|Optical construction||19 elements in 14 groups inc. 1x molded aspherical, 1xXLD, 4xLD, 2x hybrid elements, floating system|
|Number of aperture blades||9 (rounded)|
|min. focus distance||0.85m (max magnification 1:4.6, up to 1:2 using MF at 70mm)|
|Hood||petal-shaped, bayonet mount, supplied|
|Other features||moisture-resistant, transport lock|
This is notably the case with the 70-180mm f/2.8, which features a pretty revolutionary design that is on par with that of the Canon RF 70-200mm f/2.8 USM L IS, with the Tamron lens going even farther in certain ways. It is also far more cost-effective than Sony’s own FE 70-200mm f/2.8 GM OSS, coming in at a price point of around 1200 USD or EUR.
Tamron 70-180mm F/2.8 Di III VXD Zoom Lenses
The zoom mechanism on almost all 70-200mm f/2.8 lenses does not stretch when the lens is zoomed in or out. Both Canon RF and Tamron have diverged from this feature, which means that the length of the lens will rise as you zoom out more. It allowed Tamron to dramatically reduce the size (81x149mm) at its 70mm setting, which was made possible when combined with the somewhat shorter focal length and the utilization of an XR element.
In addition, Tamron utilized exceptionally lightweight body materials, which resulted in a weight of 810g for the camera. To put this in perspective, the weight of the Sony FE 70-200mm f/2.8 GM OSS lens is nearly twice as much. Tamron also made the decision to eliminate the tripod mount entirely, most likely because they were aware that such lenses are only sometimes mounted on tripods. On top of that, there is not even an AF/MF switch that you can find.
However, there is a transport lock option that can be used to prevent zoom creeping, even if we did not find evidence of this issue in the sample that we tested. In terms of the quality of the build, we would classify it as being of a high consumer grade. It has been meticulously put together, and the controls work without a hitch.
However, you don’t really get the feeling that you could carry it into a combat zone (assuming that this is something that interests you, of course). Having said that, the structure is resistant to dampness, and it will be robust enough for the requirements of an amateur notwithstanding. A lens hood in the shape of petals is included in the packaging.
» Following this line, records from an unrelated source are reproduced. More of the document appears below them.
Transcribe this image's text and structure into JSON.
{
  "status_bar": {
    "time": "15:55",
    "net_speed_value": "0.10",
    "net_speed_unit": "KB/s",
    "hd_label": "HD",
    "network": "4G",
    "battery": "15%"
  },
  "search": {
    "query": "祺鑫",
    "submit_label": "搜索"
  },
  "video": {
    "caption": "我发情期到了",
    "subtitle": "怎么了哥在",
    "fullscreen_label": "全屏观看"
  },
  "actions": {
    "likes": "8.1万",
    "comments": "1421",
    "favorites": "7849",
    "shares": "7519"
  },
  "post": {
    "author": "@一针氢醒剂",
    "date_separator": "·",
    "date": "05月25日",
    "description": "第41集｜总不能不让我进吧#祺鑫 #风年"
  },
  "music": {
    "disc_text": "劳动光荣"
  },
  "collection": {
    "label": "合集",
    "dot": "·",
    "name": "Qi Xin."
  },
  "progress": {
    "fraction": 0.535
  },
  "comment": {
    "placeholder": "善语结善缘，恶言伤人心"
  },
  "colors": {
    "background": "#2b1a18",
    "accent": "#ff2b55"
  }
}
The lens incorporates Tamron’s VXD (Voice-coil eXtreme-torque Drive) for silent autofocusing. When using our rather dated A7R II, we found that the autofocus was quick at f/2.8 but slowed down significantly after that due to extra micro-adjustments (more on this later). The manual focusing mechanism is by-wire, as is standard, and it is an extremely accurate system.
It is already quite amazing that it can focus down to 0.85mm, which equates to a magnification of 1:4.6 when using the AF mode. When using the manual focus mode, you have the ability to focus down even farther, reaching a maximum magnification of 1:2 at 70mm, which is considered macro territory.
A floating system should also be able to compensate for the decline in picture quality that occurs at closer focus distances. Because the Tamron lens does not have an image stabilizer built into it, you will need to rely on the IBIS instead (camera IS). Although this is normally sufficient, in-lens image stabilization has a tendency to perform marginally better at longer focal lengths.